It was a bit of a stretch, suggesting that reworking your own old material might count as a cover version, but it was a fundamental part of the creation myth that brought Side One into being. This track demonstrates a certain reluctance to let go of the idea.
8 Sail Away Ladies (Trad. Arr. Morrison/Duffy)
There’s the Lonnie Donegan version of ‘Don’t You Rock me Daddy-O’ and there’s another by The Vipers Skiffle Band, but it doesn’t stop there, not by the longest of chalks. Following Cecil Sharp’s practice of seeking out the many variants of a song rather than attempting to find the one true ‘original’ it soon became clear that this was a song with a long history and a multitude of different iterations. Many of them elbow Daddy-O out of the title, giving preference to the Ladies who sail or sing away. What began as an homage to skiffle was revealing hidden depths, deepest of them all being the glorious renderings of Sail Away Ladies by Odetta. Should we even attempt a version of a song that she had brought to perfection? I was hesitant, but Angeline thought otherwise. Odetta wouldn’t have wanted us to be put off, she insisted.
Simulacra was coming together nicely when I had a bicycle accident which kept me out of the recording studio for a while. It was at that point I decided to release what I’d done so far and call it Side One – as if it was an imaginary vinyl record with only an obverse face. A geometrical and physical impossibility, but a notion with some of the attributes of a zen koan.
Why it took more than two years to complete Side Two is not entirely clear, even to me, but here it is. Perhaps one day the two sides will be united in a single disc of actual vinyl. Preferably several hundred discs.
Although this has yet to happen, the titles of these half albums fell foul of the Apple Style Guide.
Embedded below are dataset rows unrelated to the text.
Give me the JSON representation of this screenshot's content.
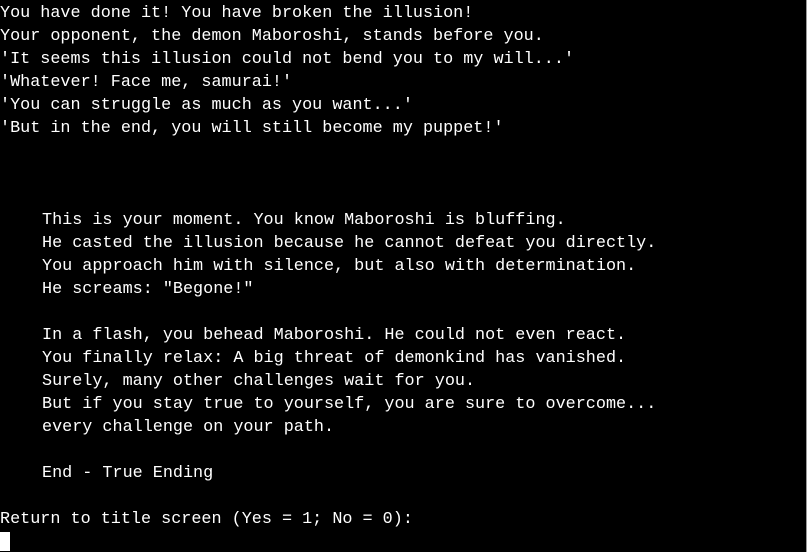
{
  "intro": {
    "lines": [
      "You have done it! You have broken the illusion!",
      "Your opponent, the demon Maboroshi, stands before you.",
      "'It seems this illusion could not bend you to my will...'",
      "'Whatever! Face me, samurai!'",
      "'You can struggle as much as you want...'",
      "'But in the end, you will still become my puppet!'"
    ]
  },
  "story": {
    "paragraph1": [
      "This is your moment. You know Maboroshi is bluffing.",
      "He casted the illusion because he cannot defeat you directly.",
      "You approach him with silence, but also with determination.",
      "He screams: \"Begone!\""
    ],
    "paragraph2": [
      "In a flash, you behead Maboroshi. He could not even react.",
      "You finally relax: A big threat of demonkind has vanished.",
      "Surely, many other challenges wait for you.",
      "But if you stay true to yourself, you are sure to overcome...",
      "every challenge on your path."
    ],
    "ending": "End - True Ending"
  },
  "prompt": {
    "text": "Return to title screen (Yes = 1; No = 0):"
  },
  "colors": {
    "background": "#000000",
    "text": "#ffffff"
  }
}
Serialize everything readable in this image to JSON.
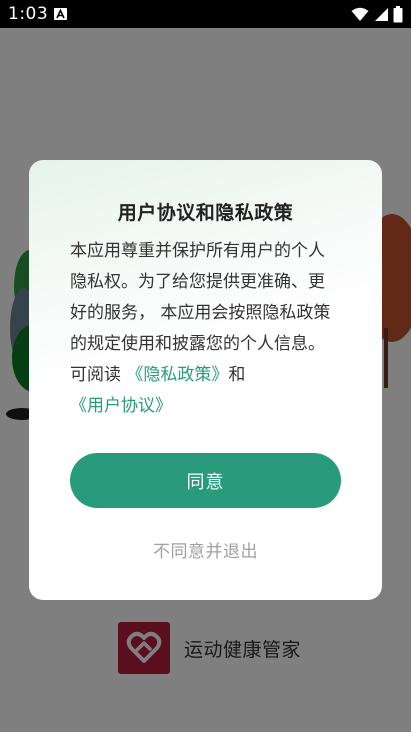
{
  "status_bar": {
    "time": "1:03",
    "app_notification_icon": "a-notification-icon",
    "wifi_icon": "wifi-icon",
    "signal_icon": "cellular-signal-icon",
    "battery_icon": "battery-icon"
  },
  "splash": {
    "app_name": "运动健康管家",
    "logo_icon": "heart-logo-icon",
    "logo_color": "#b51d3d"
  },
  "dialog": {
    "title": "用户协议和隐私政策",
    "body_text": "本应用尊重并保护所有用户的个人隐私权。为了给您提供更准确、更好的服务， 本应用会按照隐私政策的规定使用和披露您的个人信息。可阅读",
    "privacy_link": "《隐私政策》",
    "conjunction": "和",
    "user_agreement_link": "《用户协议》",
    "agree_label": "同意",
    "decline_label": "不同意并退出",
    "accent_color": "#279b7c"
  }
}
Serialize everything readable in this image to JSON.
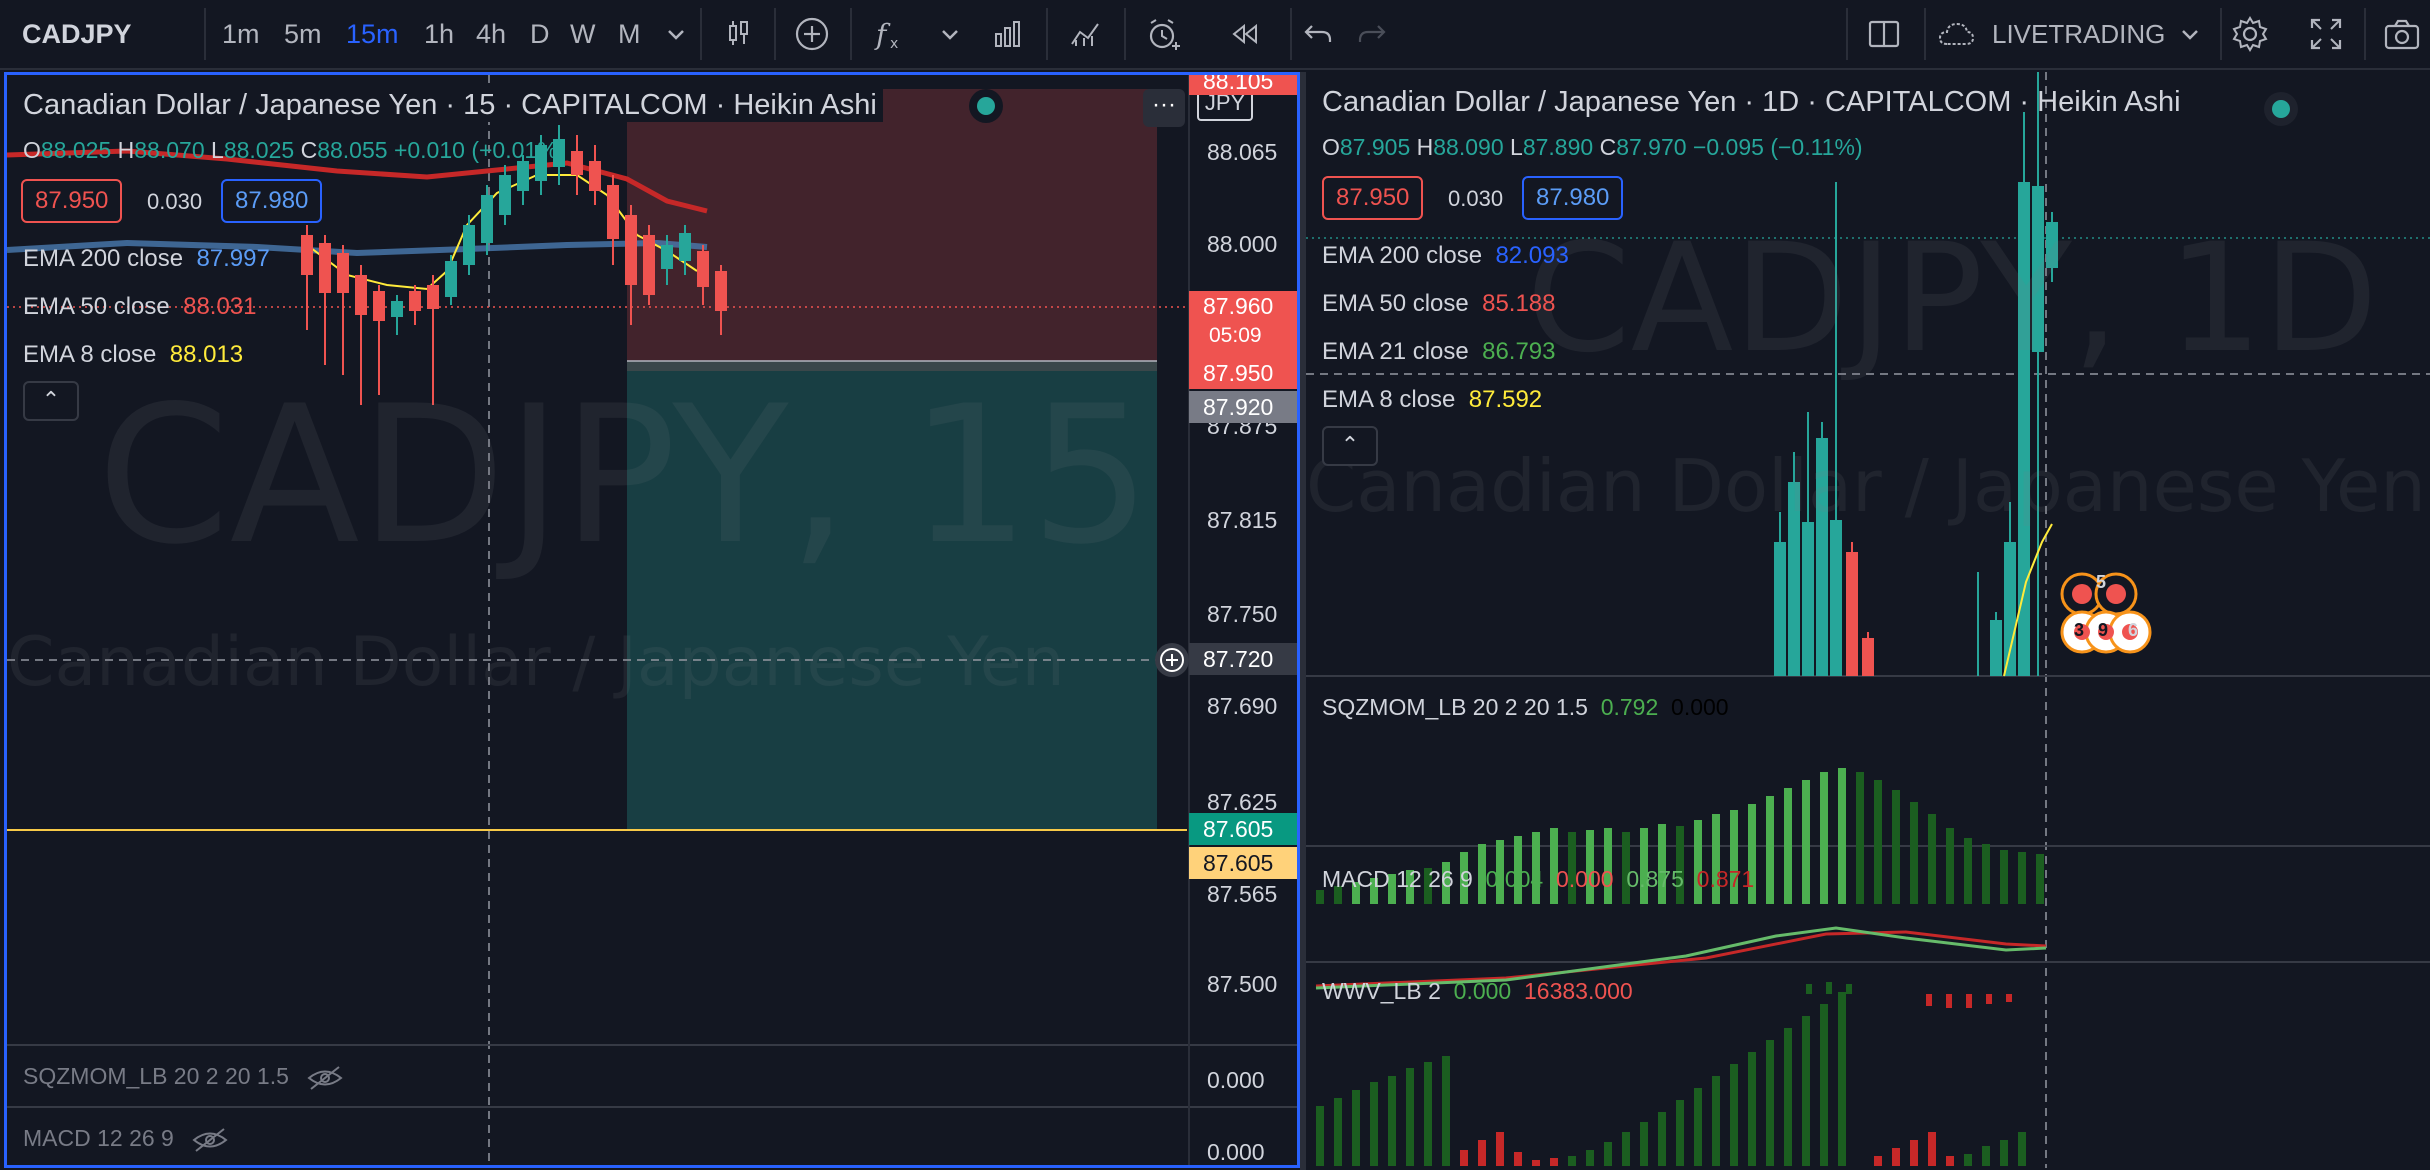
{
  "toolbar": {
    "symbol": "CADJPY",
    "intervals": [
      "1m",
      "5m",
      "15m",
      "1h",
      "4h",
      "D",
      "W",
      "M"
    ],
    "active_interval": "15m",
    "livetrading_label": "LIVETRADING"
  },
  "left_chart": {
    "title": "Canadian Dollar / Japanese Yen · 15 · CAPITALCOM · Heikin Ashi",
    "ohlc": {
      "o_label": "O",
      "o": "88.025",
      "h_label": "H",
      "h": "88.070",
      "l_label": "L",
      "l": "88.025",
      "c_label": "C",
      "c": "88.055",
      "change": "+0.010 (+0.01%)"
    },
    "sell_price": "87.950",
    "spread": "0.030",
    "buy_price": "87.980",
    "indicators": [
      {
        "label": "EMA 200 close",
        "value": "87.997",
        "color": "#5b9cf6"
      },
      {
        "label": "EMA 50 close",
        "value": "88.031",
        "color": "#ef5350"
      },
      {
        "label": "EMA 8 close",
        "value": "88.013",
        "color": "#ffeb3b"
      }
    ],
    "watermark_big": "CADJPY, 15",
    "watermark_small": "Canadian Dollar / Japanese Yen",
    "currency_badge": "JPY",
    "more_label": "···",
    "collapse_label": "⌃",
    "axis_ticks": [
      "88.105",
      "88.065",
      "88.000",
      "87.875",
      "87.815",
      "87.750",
      "87.690",
      "87.625",
      "87.565",
      "87.500"
    ],
    "axis_tags": {
      "last_price": "87.960",
      "countdown": "05:09",
      "sell": "87.950",
      "gray": "87.920",
      "crosshair": "87.720",
      "green": "87.605",
      "yellow": "87.605"
    },
    "sub1": {
      "label": "SQZMOM_LB 20 2 20 1.5",
      "axis": "0.000"
    },
    "sub2": {
      "label": "MACD 12 26 9",
      "axis": "0.000"
    }
  },
  "right_chart": {
    "title": "Canadian Dollar / Japanese Yen · 1D · CAPITALCOM · Heikin Ashi",
    "ohlc": {
      "o_label": "O",
      "o": "87.905",
      "h_label": "H",
      "h": "88.090",
      "l_label": "L",
      "l": "87.890",
      "c_label": "C",
      "c": "87.970",
      "change": "−0.095 (−0.11%)"
    },
    "sell_price": "87.950",
    "spread": "0.030",
    "buy_price": "87.980",
    "indicators": [
      {
        "label": "EMA 200 close",
        "value": "82.093",
        "color": "#2962ff"
      },
      {
        "label": "EMA 50 close",
        "value": "85.188",
        "color": "#ef5350"
      },
      {
        "label": "EMA 21 close",
        "value": "86.793",
        "color": "#4caf50"
      },
      {
        "label": "EMA 8 close",
        "value": "87.592",
        "color": "#ffeb3b"
      }
    ],
    "watermark_big": "CADJPY, 1D",
    "watermark_small": "Canadian Dollar / Japanese Yen",
    "collapse_label": "⌃",
    "event_badges": [
      "5",
      "3",
      "9",
      "6"
    ],
    "sqzmom": {
      "label": "SQZMOM_LB 20 2 20 1.5",
      "v1": "0.792",
      "v2": "0.000"
    },
    "macd": {
      "label": "MACD 12 26 9",
      "v1": "0.004",
      "v2": "0.000",
      "v3": "0.875",
      "v4": "0.871"
    },
    "wwv": {
      "label": "WWV_LB 2",
      "v1": "0.000",
      "v2": "16383.000"
    }
  },
  "colors": {
    "up": "#26a69a",
    "down": "#ef5350",
    "accent": "#2962ff",
    "ema_yellow": "#ffeb3b",
    "background": "#131722"
  }
}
It was this section that was the sticking point:
3.12. References to Physical or Digital Content or Content Not Included. Titles must not include explanatory terms that refer to the digital or physical format of the content.
A compromise had to be reached. Side One and Side Two are henceforward to be known simply as ‘One’ and ‘Two.’